Wirtz: I think it always comes down to the same thing – finding and hiring the right people who have the knowledge we need and can support our customers with professionalism. Because we’ve worked with our local industrial education school and have created programs specifically for what we need, we have a deep well to draw from. Still, hiring the right people is always the challenge, and I’d like to expand over the next few months.

 

Askew: Rahco’s ongoing mission to prioritize lean manufacturing principles and Six Sigma projects has positioned us to feel less of an impact than many of our competitors. Lean manufacturing and Six Sigma are all about mitigating waste, which is helpful from an environmental perspective. But waste also costs money – whether time, processing or material – which ultimately gets added onto the piece price.

We’ve avoided a lot of the price moves that other companies have to make because of their inefficiencies. We are aggressively moving forward with initiatives that will protect our customers, solidify our future and drive an overall value into our business.

 

Buhlmann: For 2021, it’s pretty straightforward for us. In addition to keeping our employees and communities safe, our focus will continue to be on supporting our customers, developing innovative new products and bringing them to market and executing on our key growth initiatives. We feel good about the resilience our business showed and the encouraging trends we saw in the third quarter, and we like the way our business currently is positioned.

 

Opportunities in the Year Ahead

Wirtz: REP has been around for 114 years, and we’re not going anywhere. We have a number of very large opportunities yet for this year and 2021, and I think it’s not fair to label one as our “biggest” opportunity. Our business and client base are diverse, so even though we saw a slowdown, production came back quickly. And, REP International is still working. It gives them the opportunity to work on development and new technologies because the workload is down from last year, giving them just enough room to do those research development projects.

 

Askew: The onshoring efforts by many OEMs and Tiered suppliers – looking for higher quality, the “Made in America” advantage and secure sourcing – which began prior to the pandemic are now amplified by the disruptions they realized. Larger companies that 10 years ago said offshore was the key to their success have been challenged by supply chain issues, especially as raw materials become obsolete and formulations change. The reality is that quality suffered from a material standpoint and there were field failures, which began the initial requests to come back to the US.

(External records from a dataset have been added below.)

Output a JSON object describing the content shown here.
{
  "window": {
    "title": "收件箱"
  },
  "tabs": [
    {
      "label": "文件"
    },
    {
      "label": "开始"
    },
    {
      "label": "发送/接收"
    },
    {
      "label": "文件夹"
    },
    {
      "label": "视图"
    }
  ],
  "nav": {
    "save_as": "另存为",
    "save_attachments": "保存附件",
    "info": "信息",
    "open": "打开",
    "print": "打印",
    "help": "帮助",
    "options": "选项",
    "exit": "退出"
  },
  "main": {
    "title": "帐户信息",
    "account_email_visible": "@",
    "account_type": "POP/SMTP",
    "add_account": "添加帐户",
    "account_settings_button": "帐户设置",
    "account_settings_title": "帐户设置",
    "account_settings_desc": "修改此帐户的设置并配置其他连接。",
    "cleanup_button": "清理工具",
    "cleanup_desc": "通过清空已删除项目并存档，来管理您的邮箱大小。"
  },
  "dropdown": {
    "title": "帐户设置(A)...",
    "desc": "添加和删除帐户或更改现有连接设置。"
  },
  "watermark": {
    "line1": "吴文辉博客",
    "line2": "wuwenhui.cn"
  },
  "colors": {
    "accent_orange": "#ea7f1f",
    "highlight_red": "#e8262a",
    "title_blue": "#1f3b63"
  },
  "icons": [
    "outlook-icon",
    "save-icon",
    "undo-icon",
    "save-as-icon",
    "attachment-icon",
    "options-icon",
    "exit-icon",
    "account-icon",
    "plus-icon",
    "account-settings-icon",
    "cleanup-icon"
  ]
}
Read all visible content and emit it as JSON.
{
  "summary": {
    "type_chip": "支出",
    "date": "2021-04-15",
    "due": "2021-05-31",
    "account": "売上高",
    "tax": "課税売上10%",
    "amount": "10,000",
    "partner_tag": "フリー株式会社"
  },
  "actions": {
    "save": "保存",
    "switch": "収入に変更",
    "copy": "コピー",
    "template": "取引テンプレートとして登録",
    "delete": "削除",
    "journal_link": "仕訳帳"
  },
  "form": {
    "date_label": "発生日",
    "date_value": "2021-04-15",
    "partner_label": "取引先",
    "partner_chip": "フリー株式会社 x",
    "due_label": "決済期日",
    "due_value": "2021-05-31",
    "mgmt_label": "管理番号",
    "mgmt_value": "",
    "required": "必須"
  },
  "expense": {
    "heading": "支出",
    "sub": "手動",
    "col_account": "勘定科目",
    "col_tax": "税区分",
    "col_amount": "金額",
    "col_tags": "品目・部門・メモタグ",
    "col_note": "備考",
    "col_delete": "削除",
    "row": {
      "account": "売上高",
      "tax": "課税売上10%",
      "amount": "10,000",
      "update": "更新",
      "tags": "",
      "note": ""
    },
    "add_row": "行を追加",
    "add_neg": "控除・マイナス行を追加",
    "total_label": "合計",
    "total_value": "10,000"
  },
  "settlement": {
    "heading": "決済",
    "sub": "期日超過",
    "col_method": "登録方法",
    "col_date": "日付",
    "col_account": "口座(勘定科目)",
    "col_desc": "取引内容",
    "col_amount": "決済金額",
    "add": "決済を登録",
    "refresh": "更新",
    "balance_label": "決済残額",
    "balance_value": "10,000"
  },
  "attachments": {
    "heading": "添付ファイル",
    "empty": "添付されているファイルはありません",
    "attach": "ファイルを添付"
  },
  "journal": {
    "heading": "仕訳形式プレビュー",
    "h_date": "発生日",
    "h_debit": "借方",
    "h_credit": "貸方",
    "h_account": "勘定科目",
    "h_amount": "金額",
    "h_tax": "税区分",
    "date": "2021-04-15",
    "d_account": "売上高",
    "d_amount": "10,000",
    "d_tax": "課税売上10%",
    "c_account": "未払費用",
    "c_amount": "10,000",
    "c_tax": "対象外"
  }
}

Now with the added pandemic-related supply chain disruptions, Rahco has an opportunity. New business is the lifeblood of any company, and we are constantly seeking out businesses where we can add value into current products with our experience, our vertical integration and our chemical development resources.

 

Buhlmann: Our opportunities all start from our materials science expertise. We’ve been a global leader in bringing forth a new generation of elastomer-based polymers, and that is technology we intend to further leverage. It provides us a number of improvements that our customers are looking for, streamlines our operational ability and also gives us a product that takes less chemistry to manufacture, including chemicals that weren’t as easy to handle. We see that as an opportunity to evolve our platforms to have less environmental impact at the point of manufacture. We also have an initiative aimed to replace chains with belts, which are cleaner, last longer and have other environmental advantages.

When we look at our markets – in particular, the transmission belt market – one of the biggest opportunities is targeting a technology that’s been around since the 1890s, which is roller chains. That’s a very large market, and we’re one of a handful of companies with the technology to make those replacements. It’s a tremendous opportunity to help companies become more efficient and quieter. And, as we look at motive industries, from bicycles and ATVs to motorcycles and cars, only around 2% are electric now, but we see the electrification change as a huge opportunity for us going forward. If you look around any building or any vehicle, there are very few places where Gates doesn’t have an opportunity to be involved and grow.